Bickerton, Richard Hussey (DNB00)
|←Bickerton, Richard (1727-1792)||Dictionary of National Biography, 1885-1900, Volume 05
Bickerton, Richard Hussey
|Bickham, George (d.1769)→|

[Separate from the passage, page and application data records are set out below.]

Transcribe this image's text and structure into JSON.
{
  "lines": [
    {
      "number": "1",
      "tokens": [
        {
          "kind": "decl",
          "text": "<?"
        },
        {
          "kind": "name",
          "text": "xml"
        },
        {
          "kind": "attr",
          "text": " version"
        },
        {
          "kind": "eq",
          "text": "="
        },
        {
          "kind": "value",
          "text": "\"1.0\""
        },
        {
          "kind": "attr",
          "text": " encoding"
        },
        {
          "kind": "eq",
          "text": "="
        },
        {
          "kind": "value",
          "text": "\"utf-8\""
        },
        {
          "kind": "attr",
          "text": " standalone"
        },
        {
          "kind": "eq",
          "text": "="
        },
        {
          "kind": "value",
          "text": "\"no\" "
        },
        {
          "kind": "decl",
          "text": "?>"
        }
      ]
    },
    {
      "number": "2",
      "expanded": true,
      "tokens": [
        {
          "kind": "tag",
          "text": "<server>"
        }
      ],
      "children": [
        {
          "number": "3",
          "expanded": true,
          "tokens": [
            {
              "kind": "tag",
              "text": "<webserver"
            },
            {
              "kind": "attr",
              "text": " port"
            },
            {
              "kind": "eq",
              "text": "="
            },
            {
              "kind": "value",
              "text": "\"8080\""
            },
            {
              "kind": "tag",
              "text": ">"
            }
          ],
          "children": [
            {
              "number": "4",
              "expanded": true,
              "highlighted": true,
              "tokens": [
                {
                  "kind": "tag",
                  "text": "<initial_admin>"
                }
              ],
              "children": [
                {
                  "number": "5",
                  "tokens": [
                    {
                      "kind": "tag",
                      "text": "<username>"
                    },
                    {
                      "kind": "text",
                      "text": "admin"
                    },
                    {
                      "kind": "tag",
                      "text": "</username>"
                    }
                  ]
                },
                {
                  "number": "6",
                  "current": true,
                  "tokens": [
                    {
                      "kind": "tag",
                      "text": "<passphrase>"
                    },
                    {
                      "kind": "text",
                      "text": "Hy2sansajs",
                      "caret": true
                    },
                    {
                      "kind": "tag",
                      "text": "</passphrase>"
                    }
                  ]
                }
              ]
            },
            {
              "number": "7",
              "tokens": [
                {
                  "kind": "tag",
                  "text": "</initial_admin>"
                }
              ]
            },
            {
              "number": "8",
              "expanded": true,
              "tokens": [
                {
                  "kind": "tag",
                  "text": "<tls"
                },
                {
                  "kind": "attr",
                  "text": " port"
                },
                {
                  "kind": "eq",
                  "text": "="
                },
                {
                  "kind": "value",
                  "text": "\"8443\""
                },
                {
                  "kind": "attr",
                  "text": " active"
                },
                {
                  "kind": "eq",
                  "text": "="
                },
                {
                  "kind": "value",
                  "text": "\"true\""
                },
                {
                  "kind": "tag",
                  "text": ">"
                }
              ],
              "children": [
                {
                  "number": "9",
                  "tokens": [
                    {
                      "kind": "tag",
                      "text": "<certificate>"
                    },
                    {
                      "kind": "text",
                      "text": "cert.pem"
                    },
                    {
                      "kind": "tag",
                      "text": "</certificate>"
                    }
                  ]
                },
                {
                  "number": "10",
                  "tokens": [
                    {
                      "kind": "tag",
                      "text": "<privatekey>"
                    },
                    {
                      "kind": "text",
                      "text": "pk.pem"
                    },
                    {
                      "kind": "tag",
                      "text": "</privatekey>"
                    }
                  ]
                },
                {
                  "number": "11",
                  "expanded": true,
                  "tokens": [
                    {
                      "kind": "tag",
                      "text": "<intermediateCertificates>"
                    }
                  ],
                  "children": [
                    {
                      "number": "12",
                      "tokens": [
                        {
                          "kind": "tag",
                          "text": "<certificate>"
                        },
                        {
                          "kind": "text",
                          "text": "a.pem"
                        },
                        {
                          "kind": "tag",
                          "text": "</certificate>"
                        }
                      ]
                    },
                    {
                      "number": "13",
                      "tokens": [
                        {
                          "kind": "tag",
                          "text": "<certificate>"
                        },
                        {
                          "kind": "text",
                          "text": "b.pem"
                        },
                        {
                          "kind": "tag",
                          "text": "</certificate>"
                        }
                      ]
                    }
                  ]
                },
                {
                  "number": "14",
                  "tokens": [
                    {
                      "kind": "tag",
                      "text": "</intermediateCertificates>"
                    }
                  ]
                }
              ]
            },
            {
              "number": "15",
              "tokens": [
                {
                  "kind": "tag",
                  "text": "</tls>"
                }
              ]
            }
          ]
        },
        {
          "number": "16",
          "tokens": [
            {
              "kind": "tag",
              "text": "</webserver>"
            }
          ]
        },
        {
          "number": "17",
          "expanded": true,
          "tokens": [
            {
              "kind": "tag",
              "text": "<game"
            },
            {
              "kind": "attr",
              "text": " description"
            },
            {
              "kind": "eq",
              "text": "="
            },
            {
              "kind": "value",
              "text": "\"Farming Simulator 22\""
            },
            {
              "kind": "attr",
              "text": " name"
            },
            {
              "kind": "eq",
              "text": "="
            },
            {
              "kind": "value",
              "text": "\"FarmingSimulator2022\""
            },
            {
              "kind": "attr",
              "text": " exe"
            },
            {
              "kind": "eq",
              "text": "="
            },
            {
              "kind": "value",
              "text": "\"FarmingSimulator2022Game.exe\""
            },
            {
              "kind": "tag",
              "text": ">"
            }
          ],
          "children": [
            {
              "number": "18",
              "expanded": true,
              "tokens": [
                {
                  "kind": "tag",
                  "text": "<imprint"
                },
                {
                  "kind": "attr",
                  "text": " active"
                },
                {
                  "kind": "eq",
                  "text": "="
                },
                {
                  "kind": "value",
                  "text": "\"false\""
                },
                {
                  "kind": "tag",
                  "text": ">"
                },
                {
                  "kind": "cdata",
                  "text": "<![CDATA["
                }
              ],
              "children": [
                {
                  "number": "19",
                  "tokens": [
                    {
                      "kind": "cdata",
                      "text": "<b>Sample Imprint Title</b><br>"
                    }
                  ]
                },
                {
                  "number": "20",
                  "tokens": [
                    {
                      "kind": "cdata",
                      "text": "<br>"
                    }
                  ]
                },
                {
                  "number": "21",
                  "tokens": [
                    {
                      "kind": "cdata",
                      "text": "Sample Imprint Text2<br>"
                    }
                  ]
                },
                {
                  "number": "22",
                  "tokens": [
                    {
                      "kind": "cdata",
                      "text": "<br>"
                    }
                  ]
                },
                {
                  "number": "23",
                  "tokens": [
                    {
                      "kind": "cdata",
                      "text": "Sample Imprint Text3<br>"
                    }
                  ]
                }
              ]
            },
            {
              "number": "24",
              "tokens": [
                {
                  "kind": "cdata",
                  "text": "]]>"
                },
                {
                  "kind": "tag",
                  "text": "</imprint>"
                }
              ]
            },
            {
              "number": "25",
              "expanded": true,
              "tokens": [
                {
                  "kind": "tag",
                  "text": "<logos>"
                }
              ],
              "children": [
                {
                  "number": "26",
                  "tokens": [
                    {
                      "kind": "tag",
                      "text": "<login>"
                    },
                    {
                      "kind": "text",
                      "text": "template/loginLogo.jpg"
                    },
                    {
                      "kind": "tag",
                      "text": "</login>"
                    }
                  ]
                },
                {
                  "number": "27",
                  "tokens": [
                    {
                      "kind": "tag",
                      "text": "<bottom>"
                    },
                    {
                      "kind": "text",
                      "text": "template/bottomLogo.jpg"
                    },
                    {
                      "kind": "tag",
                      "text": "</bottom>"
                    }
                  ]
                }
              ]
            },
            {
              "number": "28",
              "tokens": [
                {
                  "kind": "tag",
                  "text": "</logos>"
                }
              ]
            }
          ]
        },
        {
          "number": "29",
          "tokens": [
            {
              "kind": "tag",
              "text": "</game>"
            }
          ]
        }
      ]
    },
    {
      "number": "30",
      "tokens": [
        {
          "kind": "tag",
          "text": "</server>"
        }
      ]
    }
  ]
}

BICKERTON, Sir RICHARD HUSSEY (1759-1832), admiral, son of Vice-admiral Sir Richard Bickerton [q. v.], entered the navy in December 1771, on board the Marlborough, then commanded by his father. In the Marlborough, and afterwards in the Augusta yacht, he continued with his father till 1774, when he was appointed to the Medway , of 60 guns, flagship in the Mediterranean. Two years later he was transferred to the Enterprise frigate, and afterwards to the Invincible with Captain Hyde Parker. On 16 Dec. 1777 he was made lieutenant in the Prince George, commanded by Captain Middleton, afterwards Lord Barham. He followed Middleton to the Jupiter, of 50 guns, where he remained as first lieutenant with Captain Reynolds, who afterwards succeeded to the command. On 20 Oct. 1778 the Jupiter, in company with the Medea frigate, fell in with the French 64-gun ship Triton on the coast of Portugal. A brisk action followed (Beatson, Nav. and Mil. Memoirs, iv. 441), in which both ships suffered severely ; and though no particular advantage was gained on either side, the odds against the Jupiter were considered so great as to render her equal engagement equivalent to a victory. Her first lieutenant was accordingly promoted 20 March 1779, and appointed to the command of the Swallow sloop. After nearly two years' service in the Channel the Swallow was sent out to join Sir George Rodney in the West Indies ; and on 8 Feb. 1781 Bickerton was posted into the Gibraltar. In the action between Hood and De Grasse off Martinique, 29 April 1781, he commanded the Invincible, ana was soon afterwards sent home in command of the Amazon frigate. From 1787 to 1790 he commanded the Sibylle frigate in the West Indies. By the death of his father in 1792 he succeeded to the baronetcy, and in 1793 commissioned the Ruby, 64, for service in the Channel. Towards the end of 1794 he was transferred to the Ramillies, in which he went to the West Indies and Newfoundland, returning in the end of 1796 to form part of the North Sea fleet, in 1796, under Admiral Duncan, and of the Channel fleet in 1797 under Lord Bridport. In 1798 he commanded the Terrible, still in the Channel fleet, and attained the rank of rear-admiral 14 Feb. 1799. In the autumn of the same year he hoisted his flag at Portsmouth as assistant to the port-admiral ; in May 1800 he was sent out to the Mediterranean, and, with his flag on board the Swiftsure, had the immediate command of the blockade of Cadiz until joined by Lord Keith in October. During the following year, with his flag in the Kent, he was employed on the coast of Kgypt, conducting the blockade in the absence of the commander-in-chief, and afterwards superintending the embarkation of the French army. For his services at this time he was rewarded by the sultan with the order of the Crescent, with the insignia of which he was ceremoniously invested by ; the capitan pasha 8 Oct. 1801. During the short peace he remained in the Mediterranean as commander-in-chief, and, on the renewal of the war, as second in command under Lord Nelson, with whom he served, during 1804 and the early months of 180o, in the blockade of Toulon. In May, when Nelson sailed for the West Indies, Bickerton, with his flag m the Royal Sovereign, was left in command (Nelson Despatches, vi. 421), but was soon afterAvards called home to take office at the admiralty, where he continued till 1812, when he was appointed commander- in-chief at Portsmouth. His active service ended shortly after the grand review in 1814, at which he commanded in the second post under the Duke of Clarence. He attained the rank of vice-admiral 9 Nov. 1805, of admiral 81 July 1810, was made K.C.B. 2 Jan. 1815, lieutenant-general of marines 6 Jan. 1818, and succeeded William IV as general of marines in June l830. In l823 he assumed, by royal permission, the name of Hussey before that of Bickerton. He married, in 1788, Anne, daughter of Dr. James Athill, of Antigua, but had no children, and on his death, 9 Feb. 1832, the baronetcy became extinct.'
[Marshall's Roy. Nav. Biog. i. 125; Ralfe's Naval Biog. ii. 277 ; Gent. Mag. cii. i. 175.]